* [Required work]: Omit the images, then print each record below exactly as it reads.
= Beginning of Section =
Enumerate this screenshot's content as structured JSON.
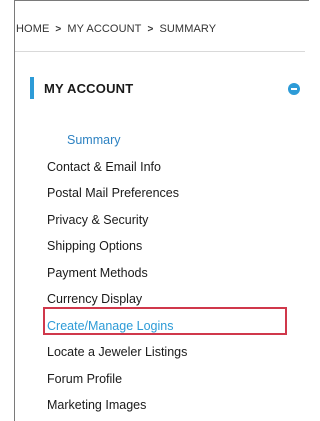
{
  "breadcrumb": {
    "items": [
      "HOME",
      "MY ACCOUNT",
      "SUMMARY"
    ],
    "separator": ">"
  },
  "section": {
    "title": "MY ACCOUNT",
    "collapse_icon": "minus-circle-icon"
  },
  "menu": {
    "items": [
      "Summary",
      "Contact & Email Info",
      "Postal Mail Preferences",
      "Privacy & Security",
      "Shipping Options",
      "Payment Methods",
      "Currency Display",
      "Create/Manage Logins",
      "Locate a Jeweler Listings",
      "Forum Profile",
      "Marketing Images"
    ]
  },
  "colors": {
    "accent": "#2d9bd7",
    "highlight": "#d0384b"
  }
}
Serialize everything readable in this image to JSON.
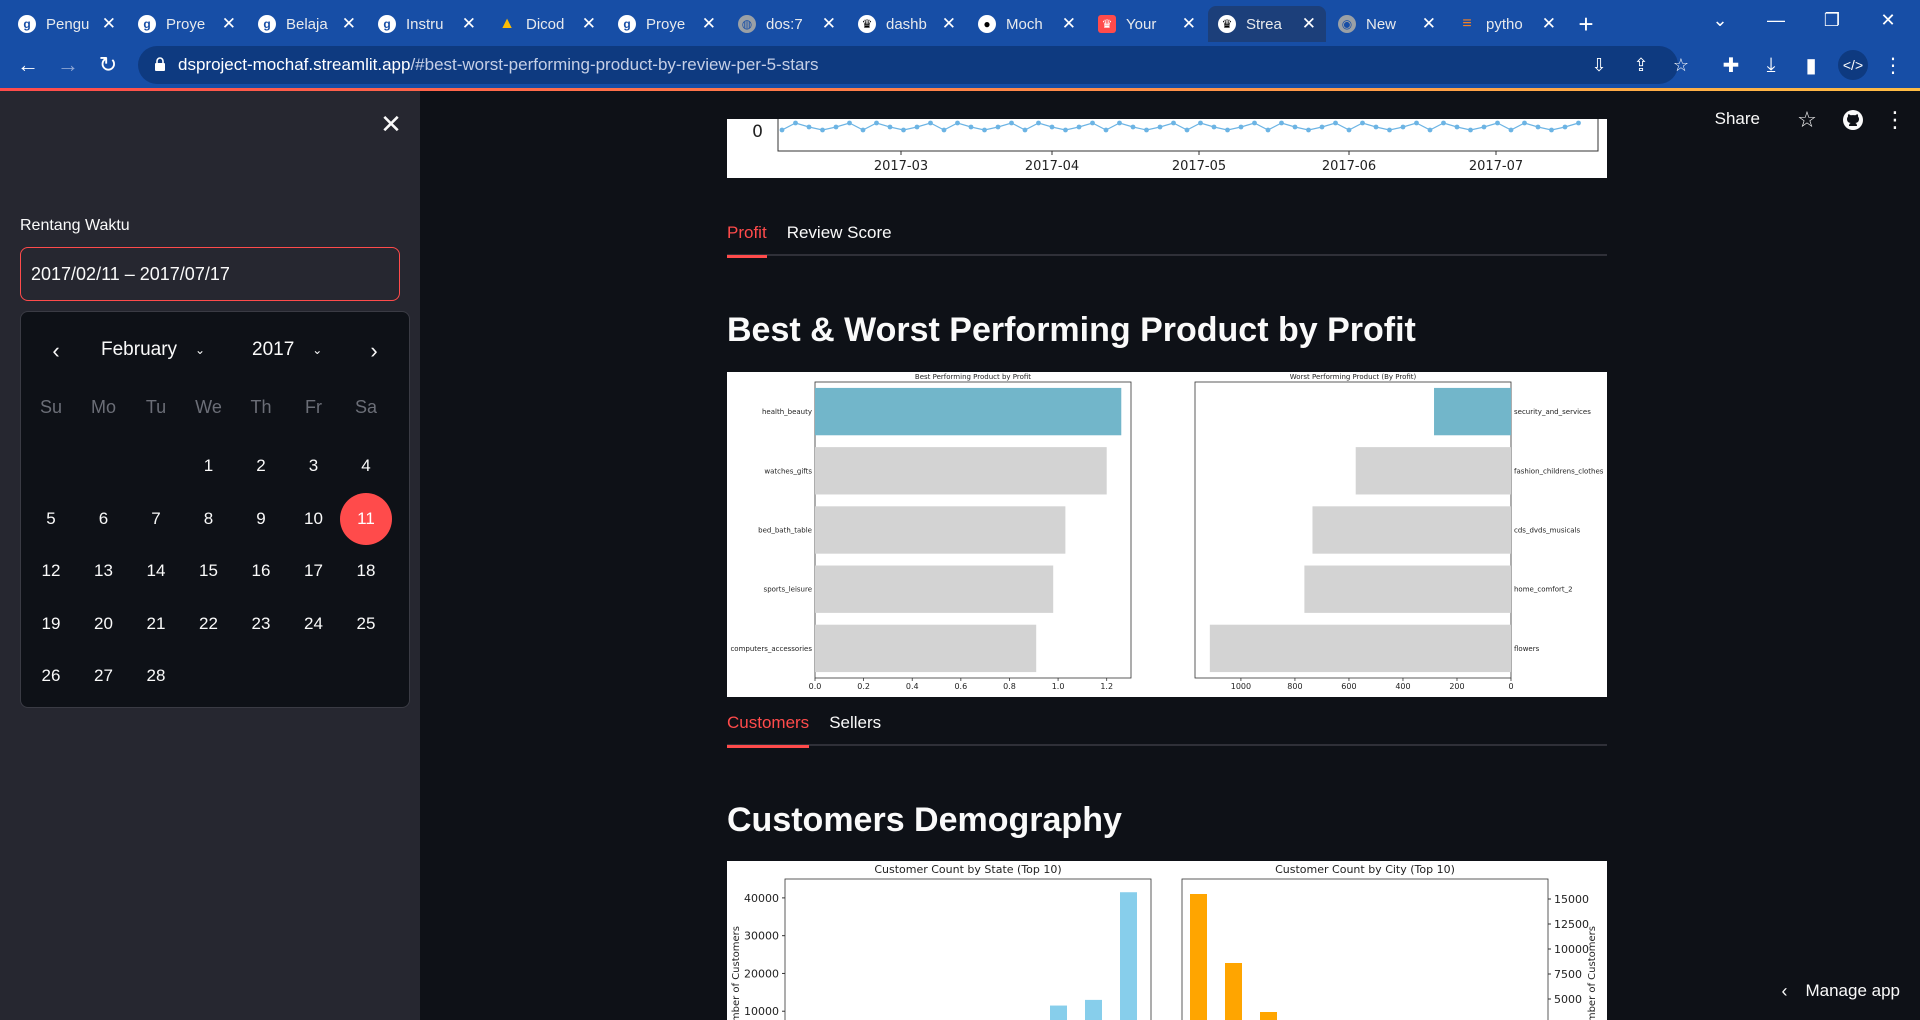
{
  "browser": {
    "tabs": [
      {
        "title": "Pengu",
        "icon": "g-icon",
        "glyph": "g"
      },
      {
        "title": "Proye",
        "icon": "g-icon",
        "glyph": "g"
      },
      {
        "title": "Belaja",
        "icon": "g-icon",
        "glyph": "g"
      },
      {
        "title": "Instru",
        "icon": "g-icon",
        "glyph": "g"
      },
      {
        "title": "Dicod",
        "icon": "drive-icon",
        "glyph": "▲"
      },
      {
        "title": "Proye",
        "icon": "g-icon",
        "glyph": "g"
      },
      {
        "title": "dos:7",
        "icon": "globe-icon",
        "glyph": "◍"
      },
      {
        "title": "dashb",
        "icon": "streamlit-icon",
        "glyph": "♛"
      },
      {
        "title": "Moch",
        "icon": "github-icon",
        "glyph": "●"
      },
      {
        "title": "Your",
        "icon": "streamlit-red-icon",
        "glyph": "♛"
      },
      {
        "title": "Strea",
        "icon": "streamlit-icon",
        "glyph": "♛",
        "active": true
      },
      {
        "title": "New",
        "icon": "chrome-icon",
        "glyph": "◉"
      },
      {
        "title": "pytho",
        "icon": "stackoverflow-icon",
        "glyph": "≡"
      }
    ],
    "url_host": "dsproject-mochaf.streamlit.app",
    "url_path": "/#best-worst-performing-product-by-review-per-5-stars"
  },
  "sidebar": {
    "date_label": "Rentang Waktu",
    "date_value": "2017/02/11 – 2017/07/17",
    "calendar": {
      "month": "February",
      "year": "2017",
      "weekdays": [
        "Su",
        "Mo",
        "Tu",
        "We",
        "Th",
        "Fr",
        "Sa"
      ],
      "first_weekday": 3,
      "days_in_month": 28,
      "selected_day": 11
    }
  },
  "header": {
    "share_label": "Share"
  },
  "timeseries_fragment": {
    "y_tick": "0",
    "x_ticks": [
      "2017-03",
      "2017-04",
      "2017-05",
      "2017-06",
      "2017-07"
    ]
  },
  "profit_section": {
    "tabs": [
      {
        "label": "Profit",
        "active": true
      },
      {
        "label": "Review Score",
        "active": false
      }
    ],
    "heading": "Best & Worst Performing Product by Profit"
  },
  "customers_section": {
    "tabs": [
      {
        "label": "Customers",
        "active": true
      },
      {
        "label": "Sellers",
        "active": false
      }
    ],
    "heading": "Customers Demography"
  },
  "manage_app_label": "Manage app",
  "chart_data": [
    {
      "type": "bar",
      "orientation": "horizontal",
      "title": "Best Performing Product by Profit",
      "categories": [
        "health_beauty",
        "watches_gifts",
        "bed_bath_table",
        "sports_leisure",
        "computers_accessories"
      ],
      "values": [
        1.26,
        1.2,
        1.03,
        0.98,
        0.91
      ],
      "xlim": [
        0,
        1.3
      ],
      "x_ticks": [
        "0.0",
        "0.2",
        "0.4",
        "0.6",
        "0.8",
        "1.0",
        "1.2"
      ],
      "highlight_color": "#72B6CA",
      "base_color": "#D3D3D3"
    },
    {
      "type": "bar",
      "orientation": "horizontal",
      "title": "Worst Performing Product (By Profit)",
      "categories": [
        "security_and_services",
        "fashion_childrens_clothes",
        "cds_dvds_musicals",
        "home_comfort_2",
        "flowers"
      ],
      "values": [
        285,
        575,
        735,
        765,
        1115
      ],
      "xlim": [
        1170,
        0
      ],
      "x_ticks": [
        "1000",
        "800",
        "600",
        "400",
        "200",
        "0"
      ],
      "highlight_color": "#72B6CA",
      "base_color": "#D3D3D3"
    },
    {
      "type": "bar",
      "title": "Customer Count by State (Top 10)",
      "ylabel": "Number of Customers",
      "y_ticks": [
        "10000",
        "20000",
        "30000",
        "40000"
      ],
      "values_visible": [
        11500,
        13000,
        41500
      ],
      "color": "#87CEEB"
    },
    {
      "type": "bar",
      "title": "Customer Count by City (Top 10)",
      "ylabel": "Number of Customers",
      "y_ticks": [
        "2500",
        "5000",
        "7500",
        "10000",
        "12500",
        "15000"
      ],
      "values_visible": [
        15500,
        8600,
        3700
      ],
      "color": "#FFA500"
    }
  ]
}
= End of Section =
* [Reply]:
Enumerate this screenshot's content as structured JSON.
{
  "breadcrumb": {
    "items": [
      "HOME",
      "MY ACCOUNT",
      "SUMMARY"
    ],
    "separator": ">"
  },
  "section": {
    "title": "MY ACCOUNT",
    "collapse_icon": "minus-circle-icon"
  },
  "menu": {
    "items": [
      "Summary",
      "Contact & Email Info",
      "Postal Mail Preferences",
      "Privacy & Security",
      "Shipping Options",
      "Payment Methods",
      "Currency Display",
      "Create/Manage Logins",
      "Locate a Jeweler Listings",
      "Forum Profile",
      "Marketing Images"
    ]
  },
  "colors": {
    "accent": "#2d9bd7",
    "highlight": "#d0384b"
  }
}
Serialize everything readable in this image to JSON.
{
  "browser": {
    "tabs": [
      {
        "title": "Pengu",
        "icon": "g-icon",
        "glyph": "g"
      },
      {
        "title": "Proye",
        "icon": "g-icon",
        "glyph": "g"
      },
      {
        "title": "Belaja",
        "icon": "g-icon",
        "glyph": "g"
      },
      {
        "title": "Instru",
        "icon": "g-icon",
        "glyph": "g"
      },
      {
        "title": "Dicod",
        "icon": "drive-icon",
        "glyph": "▲"
      },
      {
        "title": "Proye",
        "icon": "g-icon",
        "glyph": "g"
      },
      {
        "title": "dos:7",
        "icon": "globe-icon",
        "glyph": "◍"
      },
      {
        "title": "dashb",
        "icon": "streamlit-icon",
        "glyph": "♛"
      },
      {
        "title": "Moch",
        "icon": "github-icon",
        "glyph": "●"
      },
      {
        "title": "Your",
        "icon": "streamlit-red-icon",
        "glyph": "♛"
      },
      {
        "title": "Strea",
        "icon": "streamlit-icon",
        "glyph": "♛",
        "active": true
      },
      {
        "title": "New",
        "icon": "chrome-icon",
        "glyph": "◉"
      },
      {
        "title": "pytho",
        "icon": "stackoverflow-icon",
        "glyph": "≡"
      }
    ],
    "url_host": "dsproject-mochaf.streamlit.app",
    "url_path": "/#best-worst-performing-product-by-review-per-5-stars"
  },
  "sidebar": {
    "date_label": "Rentang Waktu",
    "date_value": "2017/02/11 – 2017/07/17",
    "calendar": {
      "month": "February",
      "year": "2017",
      "weekdays": [
        "Su",
        "Mo",
        "Tu",
        "We",
        "Th",
        "Fr",
        "Sa"
      ],
      "first_weekday": 3,
      "days_in_month": 28,
      "selected_day": 11
    }
  },
  "header": {
    "share_label": "Share"
  },
  "timeseries_fragment": {
    "y_tick": "0",
    "x_ticks": [
      "2017-03",
      "2017-04",
      "2017-05",
      "2017-06",
      "2017-07"
    ]
  },
  "profit_section": {
    "tabs": [
      {
        "label": "Profit",
        "active": true
      },
      {
        "label": "Review Score",
        "active": false
      }
    ],
    "heading": "Best & Worst Performing Product by Profit"
  },
  "customers_section": {
    "tabs": [
      {
        "label": "Customers",
        "active": true
      },
      {
        "label": "Sellers",
        "active": false
      }
    ],
    "heading": "Customers Demography"
  },
  "manage_app_label": "Manage app",
  "chart_data": [
    {
      "type": "bar",
      "orientation": "horizontal",
      "title": "Best Performing Product by Profit",
      "categories": [
        "health_beauty",
        "watches_gifts",
        "bed_bath_table",
        "sports_leisure",
        "computers_accessories"
      ],
      "values": [
        1.26,
        1.2,
        1.03,
        0.98,
        0.91
      ],
      "xlim": [
        0,
        1.3
      ],
      "x_ticks": [
        "0.0",
        "0.2",
        "0.4",
        "0.6",
        "0.8",
        "1.0",
        "1.2"
      ],
      "highlight_color": "#72B6CA",
      "base_color": "#D3D3D3"
    },
    {
      "type": "bar",
      "orientation": "horizontal",
      "title": "Worst Performing Product (By Profit)",
      "categories": [
        "security_and_services",
        "fashion_childrens_clothes",
        "cds_dvds_musicals",
        "home_comfort_2",
        "flowers"
      ],
      "values": [
        285,
        575,
        735,
        765,
        1115
      ],
      "xlim": [
        1170,
        0
      ],
      "x_ticks": [
        "1000",
        "800",
        "600",
        "400",
        "200",
        "0"
      ],
      "highlight_color": "#72B6CA",
      "base_color": "#D3D3D3"
    },
    {
      "type": "bar",
      "title": "Customer Count by State (Top 10)",
      "ylabel": "Number of Customers",
      "y_ticks": [
        "10000",
        "20000",
        "30000",
        "40000"
      ],
      "values_visible": [
        11500,
        13000,
        41500
      ],
      "color": "#87CEEB"
    },
    {
      "type": "bar",
      "title": "Customer Count by City (Top 10)",
      "ylabel": "Number of Customers",
      "y_ticks": [
        "2500",
        "5000",
        "7500",
        "10000",
        "12500",
        "15000"
      ],
      "values_visible": [
        15500,
        8600,
        3700
      ],
      "color": "#FFA500"
    }
  ]
}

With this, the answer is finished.